Whether moving to another rental property or stepping onto the property ladder for yourself, ending your current tenancy agreement can be a stressful moment. However, those frustrations will be far greater if you allow simple mistakes to result in financial issues.
From avoiding bills and fines to getting your full deposit returned, these six simple steps will keep you on the right track. Here’s all you need to know.
1. Inform Those That Need To Know
Of course, you’ll want to tell friends and family about your moving plans, not least because they might offer to help. However, you also need to ensure that all of the associated companies and institutions have been informed in advance. Failure could result in unnecessary bills and fees.
The list includes council tax, DVLA, TV license, and home contents insurers. Above all else, you need to tell the bank.
2. Set Up Mail Redirection
In addition to sorting out billing, registrations, and legal necessities, you should set up a mail redirection service. If moving to a new permanent address, you can have letters and packers rerouted directly there. If moving to a temporary address, they can be stored at the post office.
You can’t trust that the next tenant or homeowner will be an honest person. Given that you won’t want them to read your post, it’s better to be safe than sorry.
3. Clean Up

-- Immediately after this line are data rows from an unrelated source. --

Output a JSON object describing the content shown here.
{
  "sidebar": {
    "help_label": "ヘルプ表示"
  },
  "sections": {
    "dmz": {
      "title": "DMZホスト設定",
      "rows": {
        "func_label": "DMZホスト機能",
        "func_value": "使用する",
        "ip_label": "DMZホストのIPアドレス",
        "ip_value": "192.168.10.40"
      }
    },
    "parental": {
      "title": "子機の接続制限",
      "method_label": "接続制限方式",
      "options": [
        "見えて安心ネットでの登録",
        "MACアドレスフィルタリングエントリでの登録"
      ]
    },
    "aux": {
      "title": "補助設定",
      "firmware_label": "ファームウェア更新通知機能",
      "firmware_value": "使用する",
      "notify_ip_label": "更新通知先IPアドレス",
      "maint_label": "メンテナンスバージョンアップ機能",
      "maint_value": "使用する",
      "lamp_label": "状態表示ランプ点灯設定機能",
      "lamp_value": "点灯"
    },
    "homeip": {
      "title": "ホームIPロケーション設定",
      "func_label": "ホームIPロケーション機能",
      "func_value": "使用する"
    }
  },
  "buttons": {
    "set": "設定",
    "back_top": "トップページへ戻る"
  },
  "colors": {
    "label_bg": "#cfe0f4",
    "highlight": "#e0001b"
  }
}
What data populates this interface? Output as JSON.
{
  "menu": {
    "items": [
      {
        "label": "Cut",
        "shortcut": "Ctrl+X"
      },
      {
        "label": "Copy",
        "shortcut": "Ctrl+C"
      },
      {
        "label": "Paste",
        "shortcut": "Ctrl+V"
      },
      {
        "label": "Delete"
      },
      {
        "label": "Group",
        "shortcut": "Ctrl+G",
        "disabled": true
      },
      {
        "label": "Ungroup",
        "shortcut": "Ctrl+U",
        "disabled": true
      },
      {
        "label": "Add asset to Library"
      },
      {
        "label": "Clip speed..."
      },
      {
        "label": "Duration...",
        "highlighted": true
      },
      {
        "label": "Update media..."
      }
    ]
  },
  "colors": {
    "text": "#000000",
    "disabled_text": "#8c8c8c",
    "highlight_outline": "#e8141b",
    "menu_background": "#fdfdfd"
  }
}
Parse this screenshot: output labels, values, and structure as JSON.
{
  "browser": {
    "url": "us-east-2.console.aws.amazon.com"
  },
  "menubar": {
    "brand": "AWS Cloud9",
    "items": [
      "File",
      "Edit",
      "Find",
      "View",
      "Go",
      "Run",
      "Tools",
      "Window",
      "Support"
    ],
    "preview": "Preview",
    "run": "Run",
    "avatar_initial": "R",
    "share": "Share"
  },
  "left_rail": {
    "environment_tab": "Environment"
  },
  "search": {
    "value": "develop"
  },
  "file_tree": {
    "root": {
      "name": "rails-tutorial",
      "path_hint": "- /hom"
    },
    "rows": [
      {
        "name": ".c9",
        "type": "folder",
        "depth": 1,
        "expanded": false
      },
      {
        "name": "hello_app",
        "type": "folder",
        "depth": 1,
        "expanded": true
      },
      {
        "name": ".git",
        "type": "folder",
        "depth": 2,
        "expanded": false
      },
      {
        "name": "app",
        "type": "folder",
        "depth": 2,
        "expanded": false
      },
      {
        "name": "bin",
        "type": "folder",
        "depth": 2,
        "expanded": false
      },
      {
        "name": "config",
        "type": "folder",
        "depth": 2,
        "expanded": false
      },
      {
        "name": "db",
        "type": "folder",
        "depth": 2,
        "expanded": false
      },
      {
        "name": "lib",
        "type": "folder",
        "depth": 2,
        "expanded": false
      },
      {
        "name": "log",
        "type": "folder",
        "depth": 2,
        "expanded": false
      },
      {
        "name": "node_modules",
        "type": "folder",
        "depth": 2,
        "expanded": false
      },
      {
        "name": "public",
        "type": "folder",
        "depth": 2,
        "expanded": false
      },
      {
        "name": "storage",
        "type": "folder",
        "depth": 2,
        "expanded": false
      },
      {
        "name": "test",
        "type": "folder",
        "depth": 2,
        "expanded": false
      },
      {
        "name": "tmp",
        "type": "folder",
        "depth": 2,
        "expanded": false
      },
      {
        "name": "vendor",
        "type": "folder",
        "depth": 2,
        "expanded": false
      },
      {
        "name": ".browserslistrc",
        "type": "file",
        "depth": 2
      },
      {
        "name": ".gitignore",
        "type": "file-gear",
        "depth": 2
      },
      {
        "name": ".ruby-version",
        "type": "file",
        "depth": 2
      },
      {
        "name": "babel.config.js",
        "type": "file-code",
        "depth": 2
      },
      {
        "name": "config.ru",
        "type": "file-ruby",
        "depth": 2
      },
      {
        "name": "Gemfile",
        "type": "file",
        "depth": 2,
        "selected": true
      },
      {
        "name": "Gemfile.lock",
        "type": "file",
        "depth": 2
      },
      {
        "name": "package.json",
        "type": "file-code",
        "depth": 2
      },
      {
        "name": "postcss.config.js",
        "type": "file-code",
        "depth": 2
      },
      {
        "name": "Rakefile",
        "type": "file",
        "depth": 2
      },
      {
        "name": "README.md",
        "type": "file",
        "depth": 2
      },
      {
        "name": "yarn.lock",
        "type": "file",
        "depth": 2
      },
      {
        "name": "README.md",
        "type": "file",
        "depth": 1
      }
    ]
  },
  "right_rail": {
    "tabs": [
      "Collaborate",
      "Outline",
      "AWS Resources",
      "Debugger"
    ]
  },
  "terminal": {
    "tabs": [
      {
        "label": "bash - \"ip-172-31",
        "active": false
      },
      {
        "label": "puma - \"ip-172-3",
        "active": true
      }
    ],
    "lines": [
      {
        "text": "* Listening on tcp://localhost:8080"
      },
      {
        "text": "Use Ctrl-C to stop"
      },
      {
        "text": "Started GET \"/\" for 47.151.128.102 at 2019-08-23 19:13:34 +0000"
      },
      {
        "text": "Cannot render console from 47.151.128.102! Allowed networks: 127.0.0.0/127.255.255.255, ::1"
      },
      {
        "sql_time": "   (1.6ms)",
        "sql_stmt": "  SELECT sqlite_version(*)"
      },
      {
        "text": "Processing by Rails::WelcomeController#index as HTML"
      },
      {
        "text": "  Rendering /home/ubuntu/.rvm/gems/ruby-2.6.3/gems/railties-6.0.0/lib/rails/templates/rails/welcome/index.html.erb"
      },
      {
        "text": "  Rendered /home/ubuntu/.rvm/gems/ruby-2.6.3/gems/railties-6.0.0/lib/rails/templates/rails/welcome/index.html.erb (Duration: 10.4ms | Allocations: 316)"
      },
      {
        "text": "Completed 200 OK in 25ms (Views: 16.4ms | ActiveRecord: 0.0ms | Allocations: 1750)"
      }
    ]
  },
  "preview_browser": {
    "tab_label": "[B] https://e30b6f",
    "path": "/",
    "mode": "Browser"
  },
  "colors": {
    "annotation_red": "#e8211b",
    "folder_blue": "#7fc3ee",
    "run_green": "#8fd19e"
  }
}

As a good tenant, you should have kept the property in great condition throughout the agreement. But a deep clean just before leaving is essential as over 20% of deductions relate to this issue. This should include thoroughly cleaning the floors, oven, and bathroom. Taking photos is vital too.
If there were already marks when you moved in, you’ll want to remind the landlord of those. While the DIY option is for the best, some agreements may require a professional service. Do check.
4. Know Your Rights
Even if you’ve been a perfect tenant, the property will have encountered wear and tear, especially if you lived in the property for years rather than months. Common issues include worn carpets, boiler issues, and weary-looking walls. Either way, a landlord can’t deduct you for reasonable wear.
If you do face reductions, you are well within your rights to challenge those. Those battles tend to last around six weeks, but can be a lot shorter if you know where things stand.
5. Settle Bills
As you leave the property, knowing that your rent has been fully paid is just the start. You should also ensure that broadband accounts and other household bills are squared off. Otherwise, those fees could follow you. Aside from spiralling, it could even result in legal battles and court cases.
Taking photos of gas, water, and electricity meters when you leave is vital too. Failure to do this could put you in a vulnerable position should the landlord or next tenant become awkward.
6. Get Your Deposit Back
There are many factors to consider during the moving process, but getting your deposit back will soften the financial blow. While landlords can initiate the return of this money, they often won’t. Therefore, it’s imperative that you begin this process as quickly as possible.
As long as the landlord agrees and doesn’t have a reason to make deductions, your funds will be returned in next to no time. The only thing left to do is enjoy your new home in style.